Remora, Remora remora
The Remora, Remora remora, has the common Spanish name of rémora tiburonera, is a species in the Remora or Echenedae Family, known collectively as remoras and pega pega in Mexico. This fish is also known as the Common Remora. Globally, there are only five species in the genus Remora, and all five are found in Mexican waters of both the Atlantic and the Pacific.
The Remoras have elongated robust bodies that are either a uniform gray or a uniform dark brown color. Their head has a straight lower and flat upper profile with large black eyes and a short disc that is 31-33% of standard length and reaches to the end of the pectoral fins with 16 to 22 lamellae. They have 28 to 37 gill rakers. Their lower jaw is projecting and their mouth has numerous small pointed teeth. Their anal and dorsal fin bases are of similar size and shape and are significantly longer than the head but less than two times the head length; the caudal fin is forked in juveniles transitioning to straight in adults; their pectoral fins are mid-sized and blunt; and their pelvic fins are pointed and joined to the belly.
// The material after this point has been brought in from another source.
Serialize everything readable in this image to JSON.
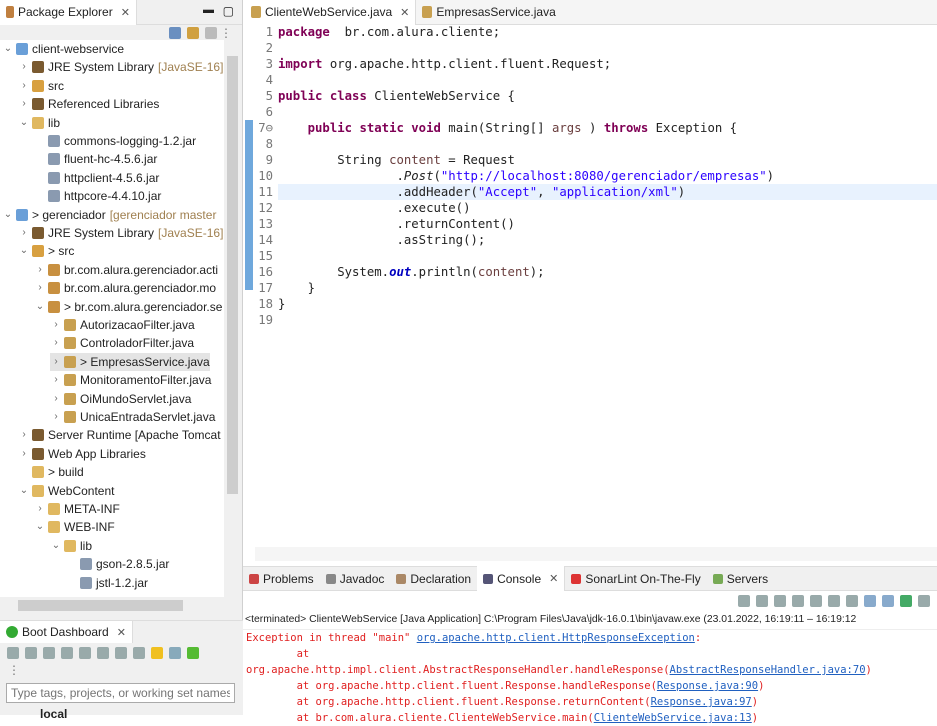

The Remoras are oceanic pelagic fish that travel attached to their hosts (sharks and other large fish, rays and turtles) and are found at depths up to 650 feet. They reach a maximum length of 86 cm (34 inches). Very little is known about their biology due to their need for fast moving water for survival, making study in captivity impossible.
In Mexican waters the Remoras are found in all waters of the Pacific with the exception that they are absent from the northern 20% of the Sea of Cortez. They are more common in southern Mexican waters.
The Remora is an easy fish to identify due to its lamellae count, the length of its pectoral fins, and the host on which it resides.
The Remoras are too rare and too unappealing to be of interest to most. They are most definitely a “catch-and-release”.
Remora, Remora remora: Fish provided by a Striped Marlin caught from coastal waters off Point Palmilla, January 2007. Length: 15 cm (5.9 inches). White coloration is atypical. Fish identification courtesy of H.J. Walker, Jr., Scripps Institution of Oceanography, La Jolla, CA.